#### [WHAT THIS TASK INVOLVES]
Every line in the entries that holds the word "curvada" counts toward the answer, which should be a single number.
*** Opening INFORMATION SHOWN ***
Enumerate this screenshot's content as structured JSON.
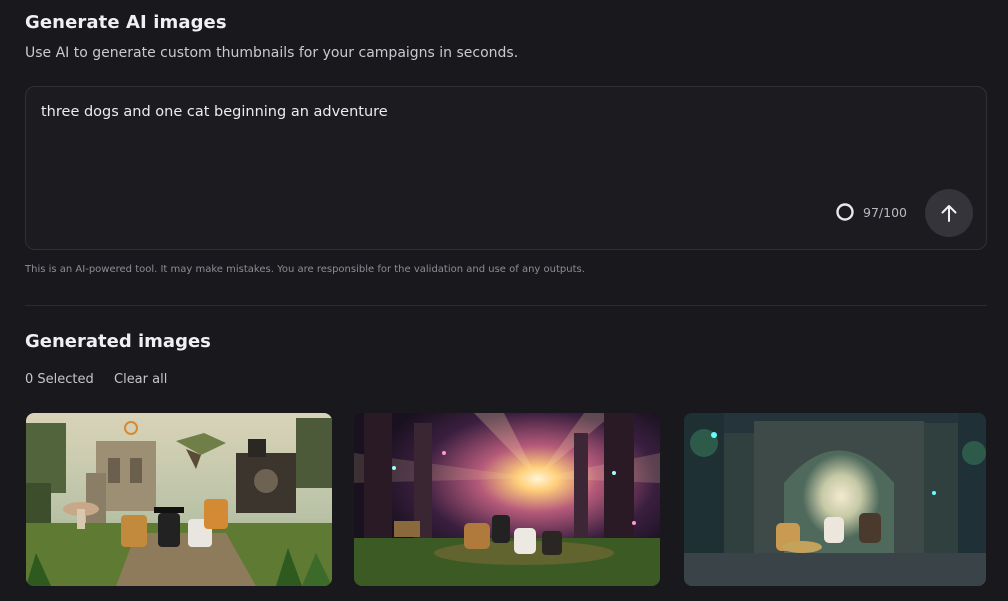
{
  "header": {
    "title": "Generate AI images",
    "subtitle": "Use AI to generate custom thumbnails for your campaigns in seconds."
  },
  "prompt": {
    "value": "three dogs and one cat beginning an adventure",
    "counter": "97/100",
    "submit_icon": "arrow-up-icon"
  },
  "disclaimer": "This is an AI-powered tool. It may make mistakes. You are responsible for the validation and use of any outputs.",
  "generated": {
    "title": "Generated images",
    "selected_label": "0 Selected",
    "clear_all_label": "Clear all",
    "images": [
      {
        "scene": "voxel-style animals in front of ruins and steampunk machine"
      },
      {
        "scene": "animals in glowing forest with bright sunburst"
      },
      {
        "scene": "animals under stone archway in overgrown temple"
      }
    ]
  },
  "colors": {
    "background": "#19191d",
    "panel_border": "#303036",
    "submit_button": "#34343a"
  }
}
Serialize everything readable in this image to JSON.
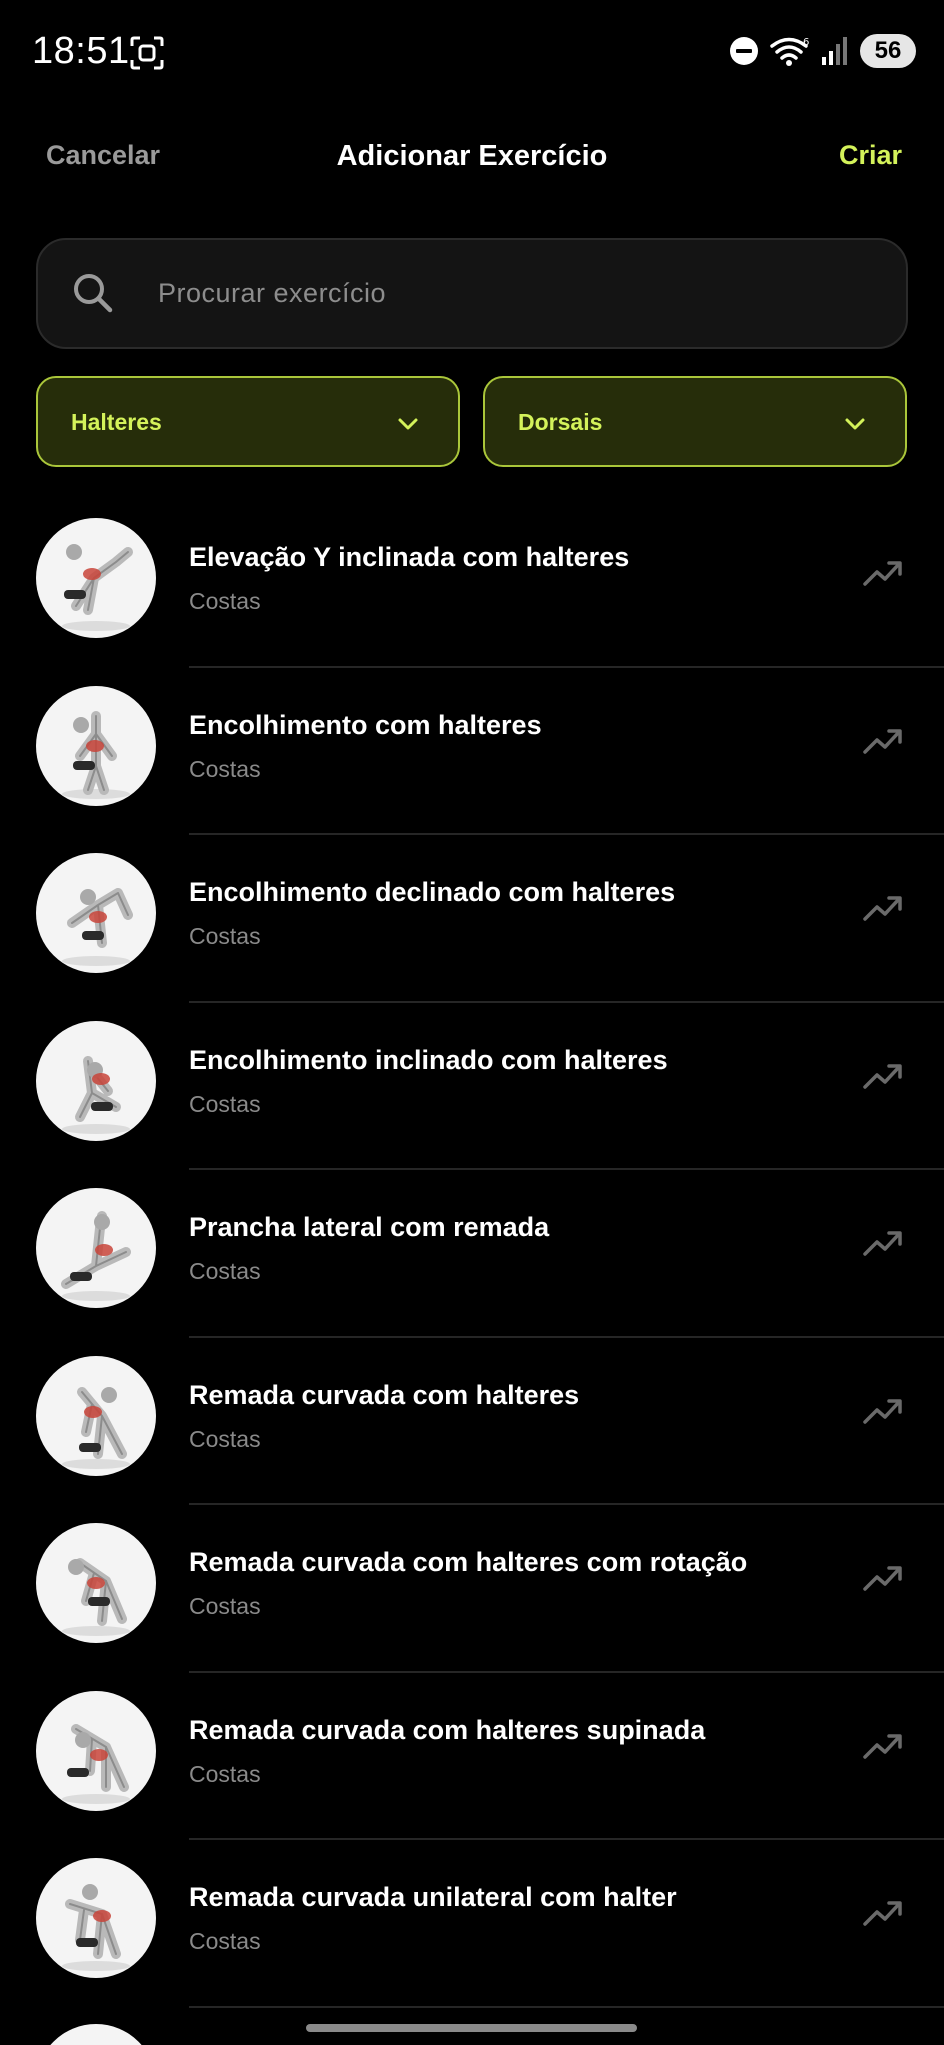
{
  "status_bar": {
    "time": "18:51",
    "battery": "56",
    "icons": [
      "screenshot-icon",
      "dnd-icon",
      "wifi-icon",
      "signal-icon",
      "battery-icon"
    ]
  },
  "header": {
    "cancel_label": "Cancelar",
    "title": "Adicionar Exercício",
    "create_label": "Criar"
  },
  "search": {
    "placeholder": "Procurar exercício"
  },
  "filters": {
    "equipment": "Halteres",
    "muscle": "Dorsais"
  },
  "colors": {
    "accent": "#d4f25a",
    "filter_bg": "#262d0a",
    "filter_border": "#aac63a",
    "background": "#000000",
    "muted_text": "#8a8a8a"
  },
  "exercises": [
    {
      "name": "Elevação Y inclinada com halteres",
      "muscle": "Costas"
    },
    {
      "name": "Encolhimento com halteres",
      "muscle": "Costas"
    },
    {
      "name": "Encolhimento declinado com halteres",
      "muscle": "Costas"
    },
    {
      "name": "Encolhimento inclinado com halteres",
      "muscle": "Costas"
    },
    {
      "name": "Prancha lateral com remada",
      "muscle": "Costas"
    },
    {
      "name": "Remada curvada com halteres",
      "muscle": "Costas"
    },
    {
      "name": "Remada curvada com halteres com rotação",
      "muscle": "Costas"
    },
    {
      "name": "Remada curvada com halteres supinada",
      "muscle": "Costas"
    },
    {
      "name": "Remada curvada unilateral com halter",
      "muscle": "Costas"
    }
  ]
}
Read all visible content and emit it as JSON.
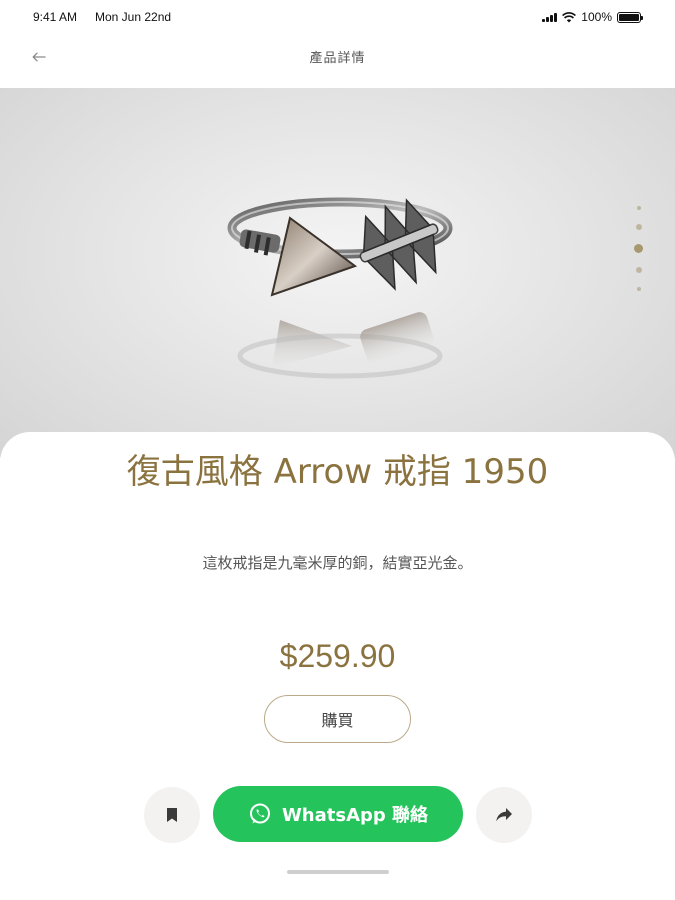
{
  "status_bar": {
    "time": "9:41 AM",
    "date": "Mon Jun 22nd",
    "battery": "100%"
  },
  "nav": {
    "back_icon": "arrow-left-icon",
    "title": "產品詳情"
  },
  "hero": {
    "image_subject": "silver-arrow-ring",
    "carousel_dots": 5,
    "active_dot": 3
  },
  "product": {
    "title": "復古風格 Arrow 戒指 1950",
    "description": "這枚戒指是九毫米厚的銅，結實亞光金。",
    "price": "$259.90",
    "buy_label": "購買"
  },
  "actions": {
    "bookmark_icon": "bookmark-icon",
    "whatsapp_icon": "whatsapp-icon",
    "whatsapp_label": "WhatsApp 聯絡",
    "share_icon": "share-arrow-icon"
  },
  "colors": {
    "accent_gold": "#8b7340",
    "whatsapp_green": "#25c35b",
    "dot_color": "#bfb6a0"
  }
}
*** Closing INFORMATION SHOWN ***
#### [WRITTEN RESPONSE]
4